Task objective: In the records below, find the lines that include "icon" and copy each.

*** Opening Extracted entries ***

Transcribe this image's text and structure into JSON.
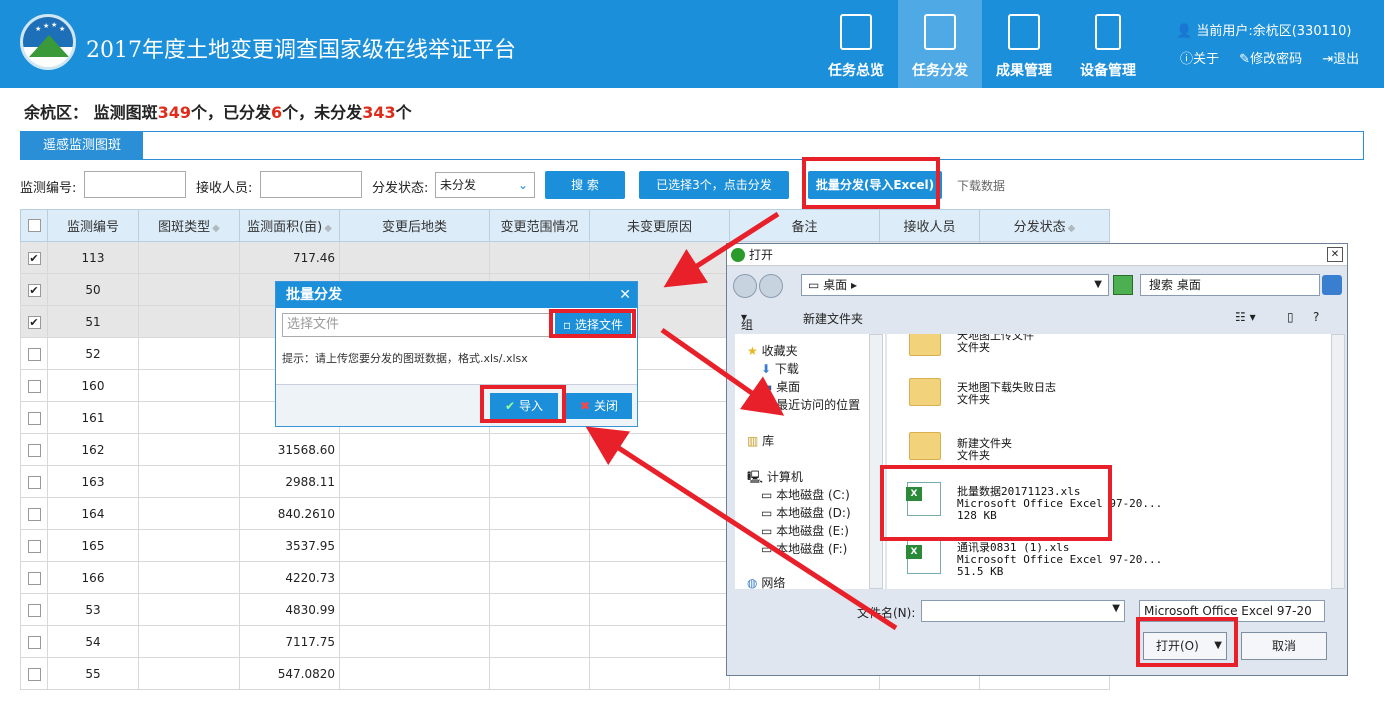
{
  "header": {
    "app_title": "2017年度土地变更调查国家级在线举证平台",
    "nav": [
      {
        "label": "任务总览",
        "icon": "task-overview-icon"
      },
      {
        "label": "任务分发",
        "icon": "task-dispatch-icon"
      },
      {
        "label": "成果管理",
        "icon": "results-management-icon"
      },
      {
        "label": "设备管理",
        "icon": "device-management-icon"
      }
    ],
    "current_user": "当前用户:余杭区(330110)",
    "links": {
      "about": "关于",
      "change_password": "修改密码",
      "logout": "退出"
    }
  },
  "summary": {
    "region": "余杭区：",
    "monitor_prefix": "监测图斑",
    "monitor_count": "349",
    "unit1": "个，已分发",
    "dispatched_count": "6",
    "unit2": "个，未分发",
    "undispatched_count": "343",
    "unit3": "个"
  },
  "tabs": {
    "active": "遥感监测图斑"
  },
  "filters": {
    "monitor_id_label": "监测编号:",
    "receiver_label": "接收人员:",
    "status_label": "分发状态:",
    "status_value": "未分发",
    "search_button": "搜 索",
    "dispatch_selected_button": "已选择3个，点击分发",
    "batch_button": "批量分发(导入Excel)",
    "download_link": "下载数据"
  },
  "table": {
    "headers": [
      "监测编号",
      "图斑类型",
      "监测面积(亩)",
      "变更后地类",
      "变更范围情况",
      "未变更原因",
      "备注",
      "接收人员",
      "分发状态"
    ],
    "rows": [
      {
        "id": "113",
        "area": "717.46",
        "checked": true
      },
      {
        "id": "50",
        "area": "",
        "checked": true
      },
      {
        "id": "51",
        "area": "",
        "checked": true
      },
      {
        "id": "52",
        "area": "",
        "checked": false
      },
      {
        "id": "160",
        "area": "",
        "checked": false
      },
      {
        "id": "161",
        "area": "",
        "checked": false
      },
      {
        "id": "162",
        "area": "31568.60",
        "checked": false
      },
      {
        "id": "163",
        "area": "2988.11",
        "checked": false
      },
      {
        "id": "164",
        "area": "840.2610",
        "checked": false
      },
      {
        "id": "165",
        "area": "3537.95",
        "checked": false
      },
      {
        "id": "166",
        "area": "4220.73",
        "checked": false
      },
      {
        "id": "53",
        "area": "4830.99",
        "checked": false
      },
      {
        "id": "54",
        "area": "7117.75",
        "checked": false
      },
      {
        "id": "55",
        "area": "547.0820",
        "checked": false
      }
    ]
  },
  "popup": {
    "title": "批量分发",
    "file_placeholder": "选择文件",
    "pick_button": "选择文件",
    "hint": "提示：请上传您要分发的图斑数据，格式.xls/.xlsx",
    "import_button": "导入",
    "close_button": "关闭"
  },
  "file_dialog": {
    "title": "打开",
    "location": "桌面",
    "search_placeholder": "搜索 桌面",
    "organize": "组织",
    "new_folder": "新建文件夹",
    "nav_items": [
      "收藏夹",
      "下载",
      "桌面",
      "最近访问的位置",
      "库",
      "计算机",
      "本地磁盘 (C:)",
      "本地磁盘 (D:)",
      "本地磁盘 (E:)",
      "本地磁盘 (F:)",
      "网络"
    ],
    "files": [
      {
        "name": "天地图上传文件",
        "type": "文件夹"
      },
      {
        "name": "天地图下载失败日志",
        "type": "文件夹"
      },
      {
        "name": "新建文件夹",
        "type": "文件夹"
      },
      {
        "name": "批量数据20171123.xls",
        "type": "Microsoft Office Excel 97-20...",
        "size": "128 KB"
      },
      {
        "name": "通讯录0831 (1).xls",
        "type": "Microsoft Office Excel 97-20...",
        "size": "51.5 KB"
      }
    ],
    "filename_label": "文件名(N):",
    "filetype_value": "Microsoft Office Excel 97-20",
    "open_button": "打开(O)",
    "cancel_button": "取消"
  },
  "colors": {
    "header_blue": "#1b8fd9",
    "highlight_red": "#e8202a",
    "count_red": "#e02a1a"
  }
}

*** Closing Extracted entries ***
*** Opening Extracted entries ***

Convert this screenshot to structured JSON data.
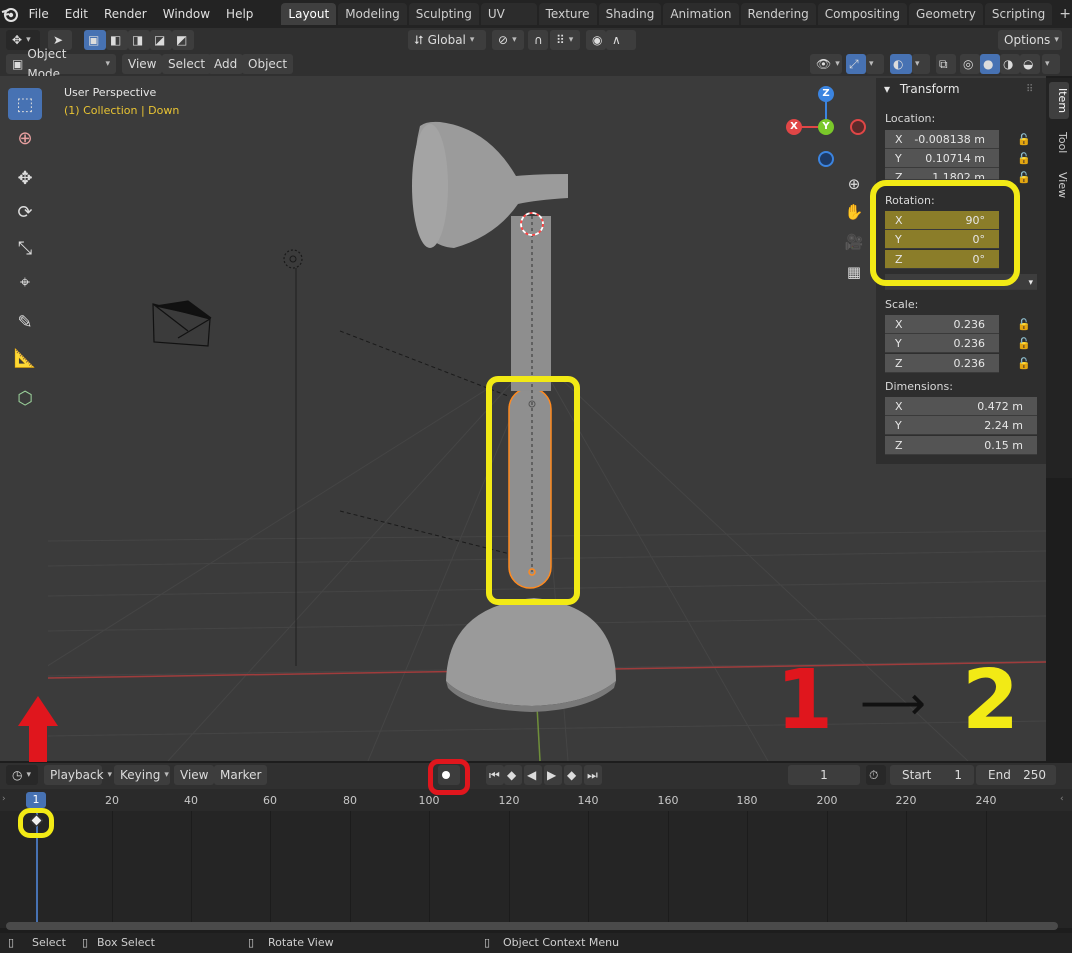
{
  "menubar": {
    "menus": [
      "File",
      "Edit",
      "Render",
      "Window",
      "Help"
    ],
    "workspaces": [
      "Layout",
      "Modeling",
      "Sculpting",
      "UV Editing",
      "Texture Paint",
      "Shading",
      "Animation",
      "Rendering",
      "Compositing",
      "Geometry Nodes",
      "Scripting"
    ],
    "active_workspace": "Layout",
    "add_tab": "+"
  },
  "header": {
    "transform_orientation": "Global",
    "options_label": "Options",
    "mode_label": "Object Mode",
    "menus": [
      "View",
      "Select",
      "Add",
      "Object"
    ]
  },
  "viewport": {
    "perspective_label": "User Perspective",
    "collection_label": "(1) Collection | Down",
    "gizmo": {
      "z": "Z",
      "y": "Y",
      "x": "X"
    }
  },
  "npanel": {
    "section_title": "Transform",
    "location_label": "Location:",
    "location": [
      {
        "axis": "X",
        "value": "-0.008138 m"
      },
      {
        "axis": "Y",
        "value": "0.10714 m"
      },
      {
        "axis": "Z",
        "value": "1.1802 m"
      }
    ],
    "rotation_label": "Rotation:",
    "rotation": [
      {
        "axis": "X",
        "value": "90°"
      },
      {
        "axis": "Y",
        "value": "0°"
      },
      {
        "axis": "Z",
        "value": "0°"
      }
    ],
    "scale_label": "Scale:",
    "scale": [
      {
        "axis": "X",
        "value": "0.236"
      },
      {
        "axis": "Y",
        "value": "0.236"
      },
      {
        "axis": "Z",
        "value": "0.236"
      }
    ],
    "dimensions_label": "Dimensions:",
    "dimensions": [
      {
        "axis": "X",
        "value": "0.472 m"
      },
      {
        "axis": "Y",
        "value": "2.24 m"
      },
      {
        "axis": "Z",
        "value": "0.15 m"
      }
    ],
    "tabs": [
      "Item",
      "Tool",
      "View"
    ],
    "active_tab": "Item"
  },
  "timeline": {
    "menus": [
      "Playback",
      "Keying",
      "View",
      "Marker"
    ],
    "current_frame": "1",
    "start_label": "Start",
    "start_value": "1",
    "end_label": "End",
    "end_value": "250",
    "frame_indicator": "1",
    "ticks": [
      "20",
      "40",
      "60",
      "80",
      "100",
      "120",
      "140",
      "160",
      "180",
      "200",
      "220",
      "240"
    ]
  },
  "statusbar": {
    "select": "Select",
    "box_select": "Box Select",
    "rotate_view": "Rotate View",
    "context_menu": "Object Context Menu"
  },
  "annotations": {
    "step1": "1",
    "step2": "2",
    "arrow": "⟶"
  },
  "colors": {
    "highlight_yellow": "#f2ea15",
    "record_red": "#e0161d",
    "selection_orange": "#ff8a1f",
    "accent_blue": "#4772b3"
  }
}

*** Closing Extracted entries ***

Written solution:
        "icon": "task-overview-icon"
        "icon": "task-dispatch-icon"
        "icon": "results-management-icon"
        "icon": "device-management-icon"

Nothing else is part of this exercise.